• _Task objective_
Each of the lines below must be retyped character for character.

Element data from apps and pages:
---

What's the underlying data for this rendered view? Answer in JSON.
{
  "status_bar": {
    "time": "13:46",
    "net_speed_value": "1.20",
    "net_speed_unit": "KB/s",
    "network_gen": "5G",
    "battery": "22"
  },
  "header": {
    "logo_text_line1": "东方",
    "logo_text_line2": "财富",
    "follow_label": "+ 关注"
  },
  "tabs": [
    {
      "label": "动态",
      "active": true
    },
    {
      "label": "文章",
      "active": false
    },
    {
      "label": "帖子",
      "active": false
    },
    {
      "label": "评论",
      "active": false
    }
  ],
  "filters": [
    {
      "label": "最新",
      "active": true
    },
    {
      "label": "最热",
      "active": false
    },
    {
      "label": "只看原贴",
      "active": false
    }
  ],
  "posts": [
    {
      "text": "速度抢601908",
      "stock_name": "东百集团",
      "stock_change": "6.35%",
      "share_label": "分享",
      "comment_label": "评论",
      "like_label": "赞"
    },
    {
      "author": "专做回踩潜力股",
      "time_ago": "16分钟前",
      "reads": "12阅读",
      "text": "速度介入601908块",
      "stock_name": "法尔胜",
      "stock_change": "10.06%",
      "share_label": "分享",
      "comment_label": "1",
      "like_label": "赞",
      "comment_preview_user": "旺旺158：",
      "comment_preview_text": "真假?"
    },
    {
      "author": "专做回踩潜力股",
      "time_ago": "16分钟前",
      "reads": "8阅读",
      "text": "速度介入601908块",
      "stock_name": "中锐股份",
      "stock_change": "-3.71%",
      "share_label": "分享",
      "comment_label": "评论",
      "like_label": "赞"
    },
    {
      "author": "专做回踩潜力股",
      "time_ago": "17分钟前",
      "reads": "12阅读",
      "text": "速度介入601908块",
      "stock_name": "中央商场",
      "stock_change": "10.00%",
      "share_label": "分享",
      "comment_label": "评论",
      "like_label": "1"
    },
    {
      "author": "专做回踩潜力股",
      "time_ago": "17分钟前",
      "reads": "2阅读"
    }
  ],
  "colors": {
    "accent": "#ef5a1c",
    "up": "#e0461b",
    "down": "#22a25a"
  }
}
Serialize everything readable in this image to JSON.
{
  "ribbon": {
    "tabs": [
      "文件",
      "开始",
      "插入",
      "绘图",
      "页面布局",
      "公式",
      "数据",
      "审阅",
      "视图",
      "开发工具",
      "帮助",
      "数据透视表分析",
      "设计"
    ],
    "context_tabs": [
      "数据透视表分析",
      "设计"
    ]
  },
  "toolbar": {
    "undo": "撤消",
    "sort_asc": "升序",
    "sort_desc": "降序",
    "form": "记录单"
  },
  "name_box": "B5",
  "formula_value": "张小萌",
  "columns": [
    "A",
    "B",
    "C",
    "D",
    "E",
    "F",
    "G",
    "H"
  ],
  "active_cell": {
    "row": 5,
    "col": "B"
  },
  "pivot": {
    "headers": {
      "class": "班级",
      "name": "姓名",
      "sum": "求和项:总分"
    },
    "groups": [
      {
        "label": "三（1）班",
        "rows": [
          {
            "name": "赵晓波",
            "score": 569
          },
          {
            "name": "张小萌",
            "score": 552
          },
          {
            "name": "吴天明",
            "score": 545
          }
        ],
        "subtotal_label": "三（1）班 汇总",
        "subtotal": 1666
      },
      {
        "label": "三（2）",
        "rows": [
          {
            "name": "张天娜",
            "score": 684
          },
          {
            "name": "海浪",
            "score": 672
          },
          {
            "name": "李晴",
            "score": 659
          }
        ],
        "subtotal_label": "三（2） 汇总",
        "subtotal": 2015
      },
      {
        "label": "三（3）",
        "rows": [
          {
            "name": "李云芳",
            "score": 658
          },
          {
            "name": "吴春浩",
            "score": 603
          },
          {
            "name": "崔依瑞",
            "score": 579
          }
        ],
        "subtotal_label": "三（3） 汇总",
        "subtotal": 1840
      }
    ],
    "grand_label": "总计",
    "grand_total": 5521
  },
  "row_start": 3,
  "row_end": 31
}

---

• _Response box_
What's the underlying data for this rendered view? Answer in JSON.
{
  "status_bar": {
    "time": "13:46",
    "net_speed_value": "1.20",
    "net_speed_unit": "KB/s",
    "network_gen": "5G",
    "battery": "22"
  },
  "header": {
    "logo_text_line1": "东方",
    "logo_text_line2": "财富",
    "follow_label": "+ 关注"
  },
  "tabs": [
    {
      "label": "动态",
      "active": true
    },
    {
      "label": "文章",
      "active": false
    },
    {
      "label": "帖子",
      "active": false
    },
    {
      "label": "评论",
      "active": false
    }
  ],
  "filters": [
    {
      "label": "最新",
      "active": true
    },
    {
      "label": "最热",
      "active": false
    },
    {
      "label": "只看原贴",
      "active": false
    }
  ],
  "posts": [
    {
      "text": "速度抢601908",
      "stock_name": "东百集团",
      "stock_change": "6.35%",
      "share_label": "分享",
      "comment_label": "评论",
      "like_label": "赞"
    },
    {
      "author": "专做回踩潜力股",
      "time_ago": "16分钟前",
      "reads": "12阅读",
      "text": "速度介入601908块",
      "stock_name": "法尔胜",
      "stock_change": "10.06%",
      "share_label": "分享",
      "comment_label": "1",
      "like_label": "赞",
      "comment_preview_user": "旺旺158：",
      "comment_preview_text": "真假?"
    },
    {
      "author": "专做回踩潜力股",
      "time_ago": "16分钟前",
      "reads": "8阅读",
      "text": "速度介入601908块",
      "stock_name": "中锐股份",
      "stock_change": "-3.71%",
      "share_label": "分享",
      "comment_label": "评论",
      "like_label": "赞"
    },
    {
      "author": "专做回踩潜力股",
      "time_ago": "17分钟前",
      "reads": "12阅读",
      "text": "速度介入601908块",
      "stock_name": "中央商场",
      "stock_change": "10.00%",
      "share_label": "分享",
      "comment_label": "评论",
      "like_label": "1"
    },
    {
      "author": "专做回踩潜力股",
      "time_ago": "17分钟前",
      "reads": "2阅读"
    }
  ],
  "colors": {
    "accent": "#ef5a1c",
    "up": "#e0461b",
    "down": "#22a25a"
  }
}
Serialize everything readable in this image to JSON.
{
  "ribbon": {
    "tabs": [
      "文件",
      "开始",
      "插入",
      "绘图",
      "页面布局",
      "公式",
      "数据",
      "审阅",
      "视图",
      "开发工具",
      "帮助",
      "数据透视表分析",
      "设计"
    ],
    "context_tabs": [
      "数据透视表分析",
      "设计"
    ]
  },
  "toolbar": {
    "undo": "撤消",
    "sort_asc": "升序",
    "sort_desc": "降序",
    "form": "记录单"
  },
  "name_box": "B5",
  "formula_value": "张小萌",
  "columns": [
    "A",
    "B",
    "C",
    "D",
    "E",
    "F",
    "G",
    "H"
  ],
  "active_cell": {
    "row": 5,
    "col": "B"
  },
  "pivot": {
    "headers": {
      "class": "班级",
      "name": "姓名",
      "sum": "求和项:总分"
    },
    "groups": [
      {
        "label": "三（1）班",
        "rows": [
          {
            "name": "赵晓波",
            "score": 569
          },
          {
            "name": "张小萌",
            "score": 552
          },
          {
            "name": "吴天明",
            "score": 545
          }
        ],
        "subtotal_label": "三（1）班 汇总",
        "subtotal": 1666
      },
      {
        "label": "三（2）",
        "rows": [
          {
            "name": "张天娜",
            "score": 684
          },
          {
            "name": "海浪",
            "score": 672
          },
          {
            "name": "李晴",
            "score": 659
          }
        ],
        "subtotal_label": "三（2） 汇总",
        "subtotal": 2015
      },
      {
        "label": "三（3）",
        "rows": [
          {
            "name": "李云芳",
            "score": 658
          },
          {
            "name": "吴春浩",
            "score": 603
          },
          {
            "name": "崔依瑞",
            "score": 579
          }
        ],
        "subtotal_label": "三（3） 汇总",
        "subtotal": 1840
      }
    ],
    "grand_label": "总计",
    "grand_total": 5521
  },
  "row_start": 3,
  "row_end": 31
}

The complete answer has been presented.